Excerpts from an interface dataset

--- START ---

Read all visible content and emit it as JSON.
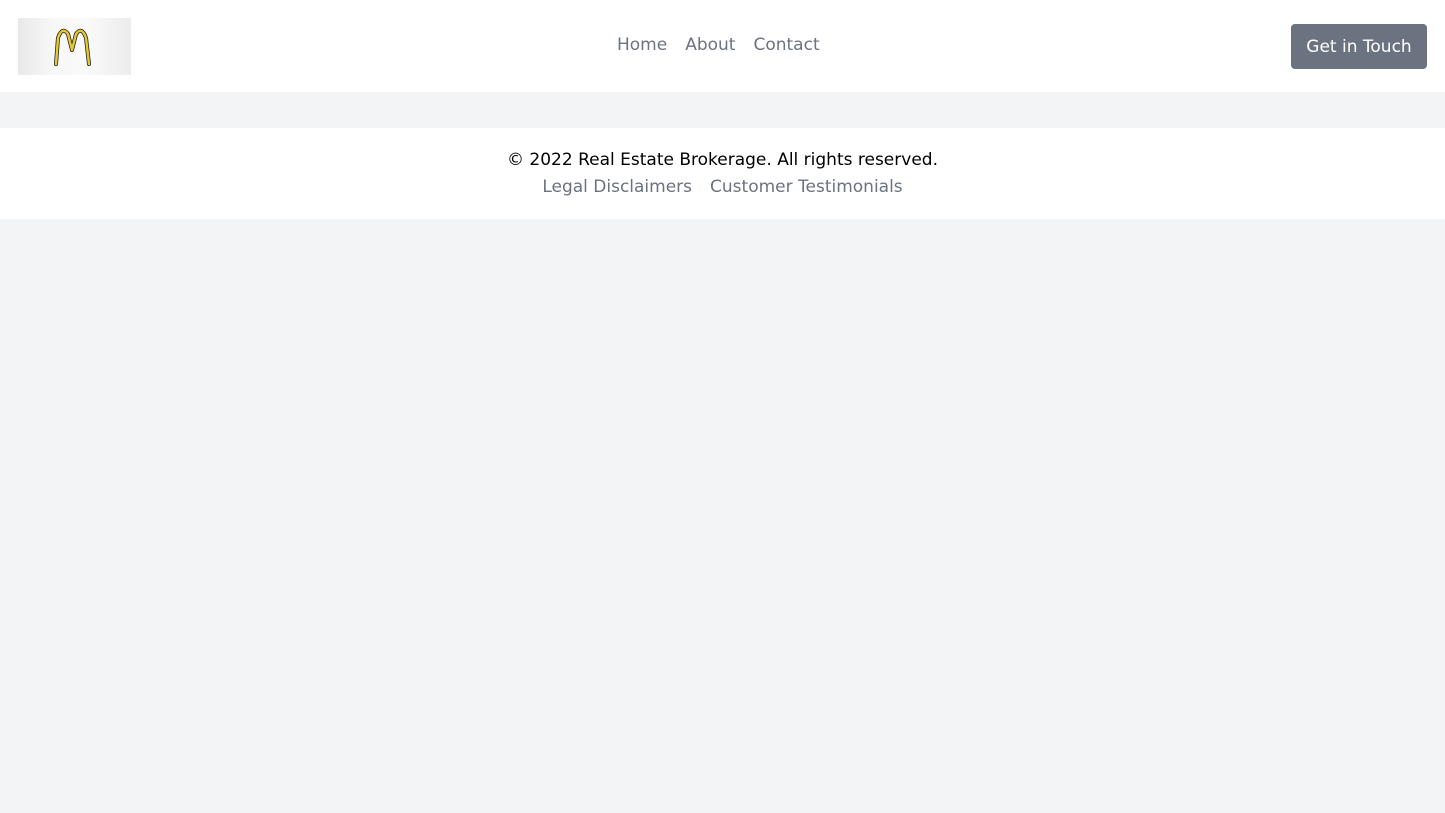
{
  "header": {
    "logo_icon": "golden-arches-logo-icon",
    "nav": [
      {
        "label": "Home"
      },
      {
        "label": "About"
      },
      {
        "label": "Contact"
      }
    ],
    "cta_label": "Get in Touch"
  },
  "footer": {
    "copyright": "© 2022 Real Estate Brokerage. All rights reserved.",
    "links": [
      {
        "label": "Legal Disclaimers"
      },
      {
        "label": "Customer Testimonials"
      }
    ]
  },
  "colors": {
    "page_background": "#f3f4f6",
    "surface": "#ffffff",
    "muted_text": "#6b7280",
    "button_bg": "#6b7280",
    "button_text": "#ffffff"
  }
}
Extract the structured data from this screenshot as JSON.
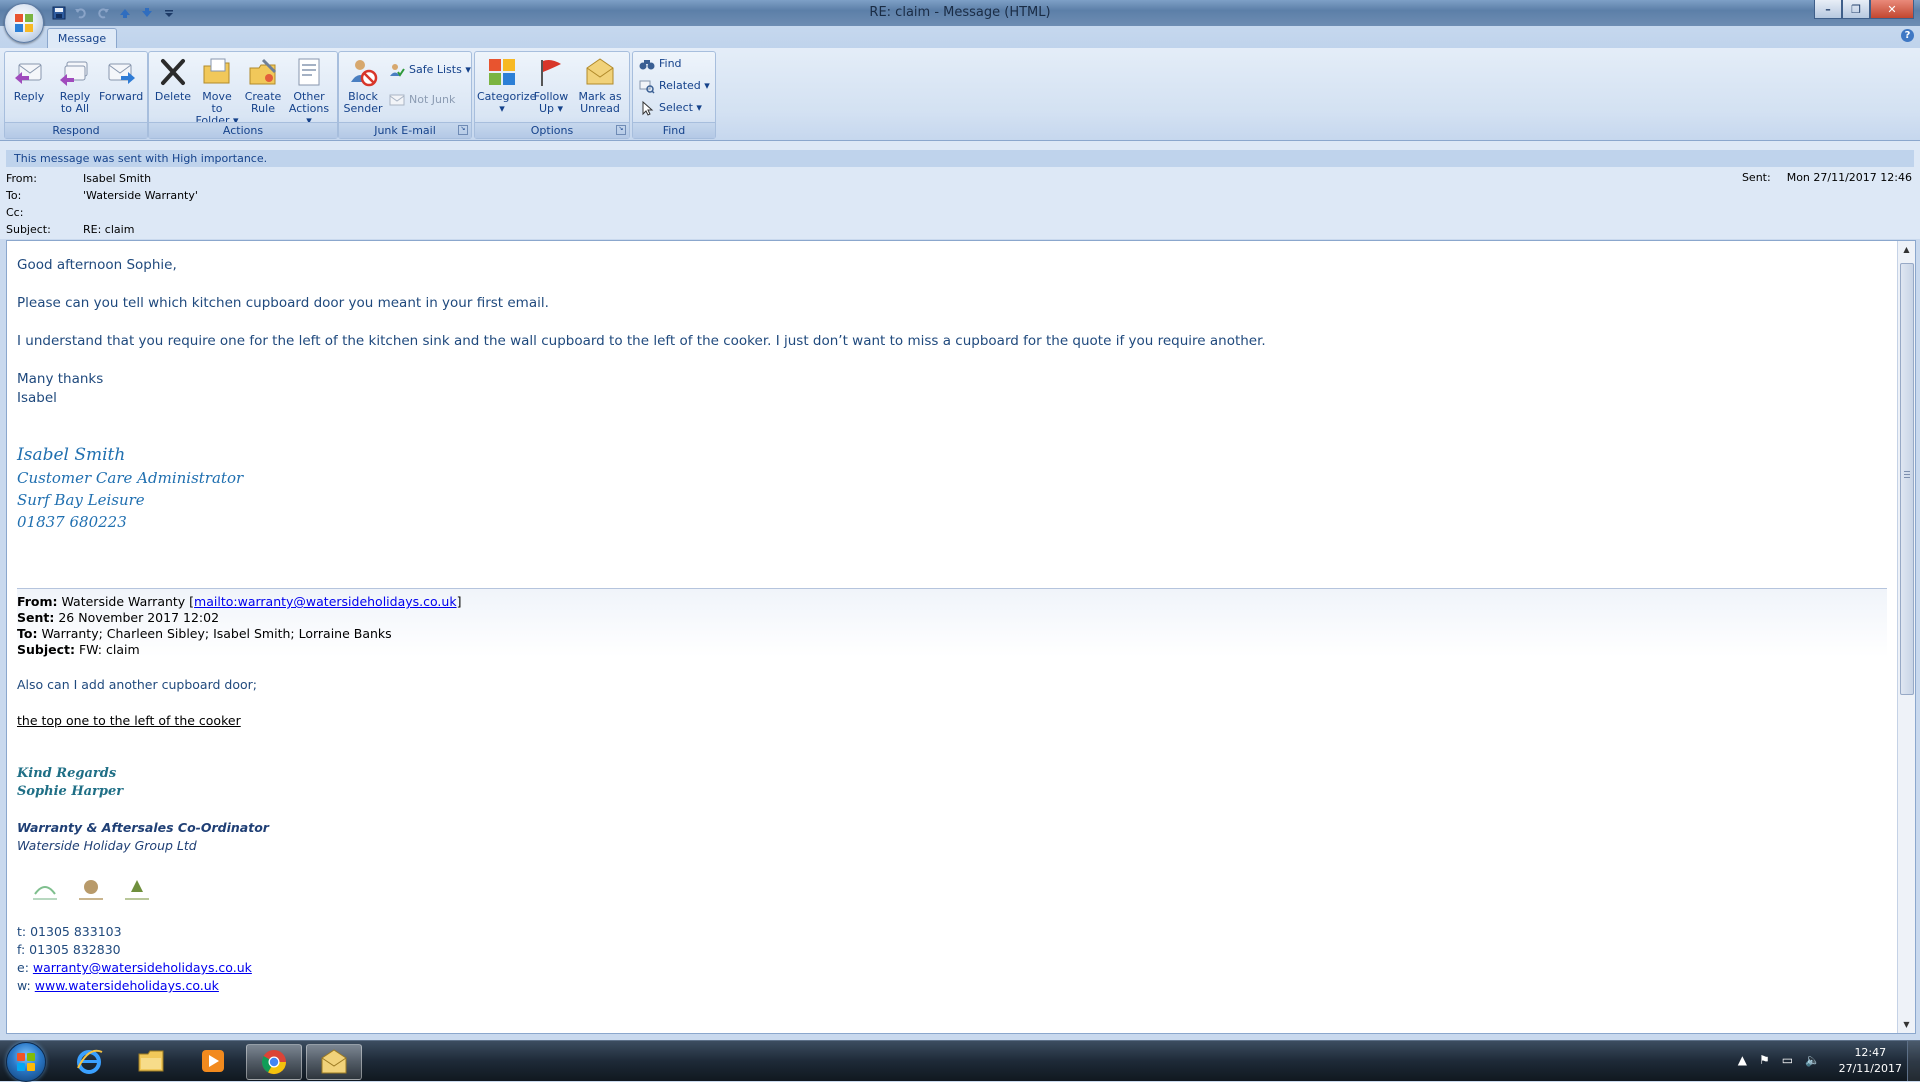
{
  "window": {
    "title": "RE: claim - Message (HTML)",
    "controls": {
      "minimize": "–",
      "restore": "❐",
      "close": "✕"
    }
  },
  "qat_icons": [
    "save-icon",
    "undo-icon",
    "redo-icon",
    "previous-item-icon",
    "next-item-icon",
    "customize-icon"
  ],
  "ribbon": {
    "tab": "Message",
    "help": "?",
    "groups": {
      "respond": {
        "label": "Respond",
        "reply": "Reply",
        "reply_all": "Reply\nto All",
        "forward": "Forward"
      },
      "actions": {
        "label": "Actions",
        "delete": "Delete",
        "move_to_folder": "Move to\nFolder ▾",
        "create_rule": "Create\nRule",
        "other_actions": "Other\nActions ▾"
      },
      "junk": {
        "label": "Junk E-mail",
        "block_sender": "Block\nSender",
        "safe_lists": "Safe Lists ▾",
        "not_junk": "Not Junk"
      },
      "options": {
        "label": "Options",
        "categorize": "Categorize\n▾",
        "follow_up": "Follow\nUp ▾",
        "mark_unread": "Mark as\nUnread"
      },
      "find": {
        "label": "Find",
        "find": "Find",
        "related": "Related ▾",
        "select": "Select ▾"
      }
    }
  },
  "header": {
    "importance": "This message was sent with High importance.",
    "from_label": "From:",
    "from": "Isabel Smith",
    "to_label": "To:",
    "to": "'Waterside Warranty'",
    "cc_label": "Cc:",
    "cc": "",
    "subject_label": "Subject:",
    "subject": "RE: claim",
    "sent_label": "Sent:",
    "sent": "Mon 27/11/2017 12:46"
  },
  "body": {
    "greeting": "Good afternoon Sophie,",
    "para1": "Please can you tell which kitchen cupboard door you meant in your first email.",
    "para2": "I understand that you require one for the left of the kitchen sink and the wall cupboard to the left of the cooker. I just don’t want to miss a cupboard for the quote if you require another.",
    "closing": "Many thanks",
    "name": "Isabel",
    "signature": {
      "name": "Isabel Smith",
      "title": "Customer Care Administrator",
      "company": "Surf Bay Leisure",
      "phone": "01837 680223"
    }
  },
  "original": {
    "from_label": "From:",
    "from_name": "Waterside Warranty [",
    "from_link": "mailto:warranty@watersideholidays.co.uk",
    "from_end": "]",
    "sent_label": "Sent:",
    "sent": "26 November 2017 12:02",
    "to_label": "To:",
    "to": "Warranty; Charleen Sibley; Isabel Smith; Lorraine Banks",
    "subject_label": "Subject:",
    "subject": "FW: claim",
    "line1": "Also can I add another cupboard door;",
    "line2": "the top one to the left of the cooker",
    "regards": "Kind Regards",
    "sender": "Sophie Harper",
    "role": "Warranty & Aftersales Co-Ordinator",
    "company": "Waterside Holiday Group Ltd",
    "tel_label": "t:",
    "tel": "01305 833103",
    "fax_label": "f:",
    "fax": "01305 832830",
    "email_label": "e:",
    "email": "warranty@watersideholidays.co.uk",
    "web_label": "w:",
    "web": "www.watersideholidays.co.uk"
  },
  "taskbar": {
    "time": "12:47",
    "date": "27/11/2017"
  },
  "colors": {
    "ribbon_text": "#15428b",
    "body_text": "#1f497d",
    "signature": "#1f6fb0",
    "link": "#0000ee"
  }
}
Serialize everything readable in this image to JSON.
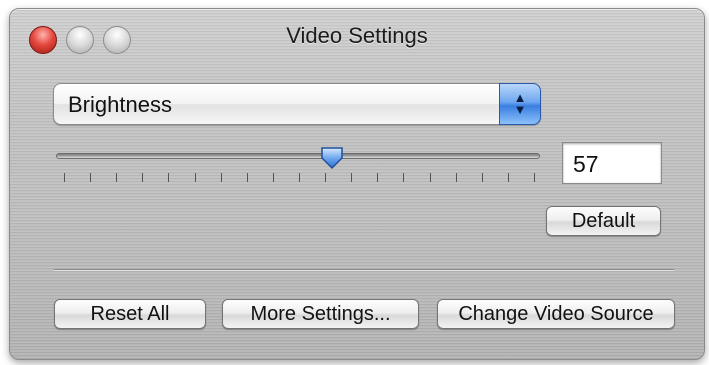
{
  "window": {
    "title": "Video Settings"
  },
  "popup": {
    "selected": "Brightness"
  },
  "slider": {
    "value": 57,
    "min": 0,
    "max": 100,
    "value_fraction": 0.57
  },
  "value_field": {
    "value": "57"
  },
  "buttons": {
    "default": "Default",
    "reset_all": "Reset All",
    "more_settings": "More Settings...",
    "change_video_source": "Change Video Source"
  },
  "colors": {
    "accent": "#3a7fe0",
    "close": "#e5493f"
  }
}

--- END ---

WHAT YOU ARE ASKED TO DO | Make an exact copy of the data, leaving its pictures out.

THE ANSWER |
Read all visible content and emit it as JSON.
{
  "header": {
    "logo_icon": "golden-arches-logo-icon",
    "nav": [
      {
        "label": "Home"
      },
      {
        "label": "About"
      },
      {
        "label": "Contact"
      }
    ],
    "cta_label": "Get in Touch"
  },
  "footer": {
    "copyright": "© 2022 Real Estate Brokerage. All rights reserved.",
    "links": [
      {
        "label": "Legal Disclaimers"
      },
      {
        "label": "Customer Testimonials"
      }
    ]
  },
  "colors": {
    "page_background": "#f3f4f6",
    "surface": "#ffffff",
    "muted_text": "#6b7280",
    "button_bg": "#6b7280",
    "button_text": "#ffffff"
  }
}
Extract the structured data from this screenshot as JSON.
{
  "window": {
    "title": "RE: claim - Message (HTML)",
    "controls": {
      "minimize": "–",
      "restore": "❐",
      "close": "✕"
    }
  },
  "qat_icons": [
    "save-icon",
    "undo-icon",
    "redo-icon",
    "previous-item-icon",
    "next-item-icon",
    "customize-icon"
  ],
  "ribbon": {
    "tab": "Message",
    "help": "?",
    "groups": {
      "respond": {
        "label": "Respond",
        "reply": "Reply",
        "reply_all": "Reply\nto All",
        "forward": "Forward"
      },
      "actions": {
        "label": "Actions",
        "delete": "Delete",
        "move_to_folder": "Move to\nFolder ▾",
        "create_rule": "Create\nRule",
        "other_actions": "Other\nActions ▾"
      },
      "junk": {
        "label": "Junk E-mail",
        "block_sender": "Block\nSender",
        "safe_lists": "Safe Lists ▾",
        "not_junk": "Not Junk"
      },
      "options": {
        "label": "Options",
        "categorize": "Categorize\n▾",
        "follow_up": "Follow\nUp ▾",
        "mark_unread": "Mark as\nUnread"
      },
      "find": {
        "label": "Find",
        "find": "Find",
        "related": "Related ▾",
        "select": "Select ▾"
      }
    }
  },
  "header": {
    "importance": "This message was sent with High importance.",
    "from_label": "From:",
    "from": "Isabel Smith",
    "to_label": "To:",
    "to": "'Waterside Warranty'",
    "cc_label": "Cc:",
    "cc": "",
    "subject_label": "Subject:",
    "subject": "RE: claim",
    "sent_label": "Sent:",
    "sent": "Mon 27/11/2017 12:46"
  },
  "body": {
    "greeting": "Good afternoon Sophie,",
    "para1": "Please can you tell which kitchen cupboard door you meant in your first email.",
    "para2": "I understand that you require one for the left of the kitchen sink and the wall cupboard to the left of the cooker. I just don’t want to miss a cupboard for the quote if you require another.",
    "closing": "Many thanks",
    "name": "Isabel",
    "signature": {
      "name": "Isabel Smith",
      "title": "Customer Care Administrator",
      "company": "Surf Bay Leisure",
      "phone": "01837 680223"
    }
  },
  "original": {
    "from_label": "From:",
    "from_name": "Waterside Warranty [",
    "from_link": "mailto:warranty@watersideholidays.co.uk",
    "from_end": "]",
    "sent_label": "Sent:",
    "sent": "26 November 2017 12:02",
    "to_label": "To:",
    "to": "Warranty; Charleen Sibley; Isabel Smith; Lorraine Banks",
    "subject_label": "Subject:",
    "subject": "FW: claim",
    "line1": "Also can I add another cupboard door;",
    "line2": "the top one to the left of the cooker",
    "regards": "Kind Regards",
    "sender": "Sophie Harper",
    "role": "Warranty & Aftersales Co-Ordinator",
    "company": "Waterside Holiday Group Ltd",
    "tel_label": "t:",
    "tel": "01305 833103",
    "fax_label": "f:",
    "fax": "01305 832830",
    "email_label": "e:",
    "email": "warranty@watersideholidays.co.uk",
    "web_label": "w:",
    "web": "www.watersideholidays.co.uk"
  },
  "taskbar": {
    "time": "12:47",
    "date": "27/11/2017"
  },
  "colors": {
    "ribbon_text": "#15428b",
    "body_text": "#1f497d",
    "signature": "#1f6fb0",
    "link": "#0000ee"
  }
}
Serialize everything readable in this image to JSON.
{
  "window": {
    "title": "Video Settings"
  },
  "popup": {
    "selected": "Brightness"
  },
  "slider": {
    "value": 57,
    "min": 0,
    "max": 100,
    "value_fraction": 0.57
  },
  "value_field": {
    "value": "57"
  },
  "buttons": {
    "default": "Default",
    "reset_all": "Reset All",
    "more_settings": "More Settings...",
    "change_video_source": "Change Video Source"
  },
  "colors": {
    "accent": "#3a7fe0",
    "close": "#e5493f"
  }
}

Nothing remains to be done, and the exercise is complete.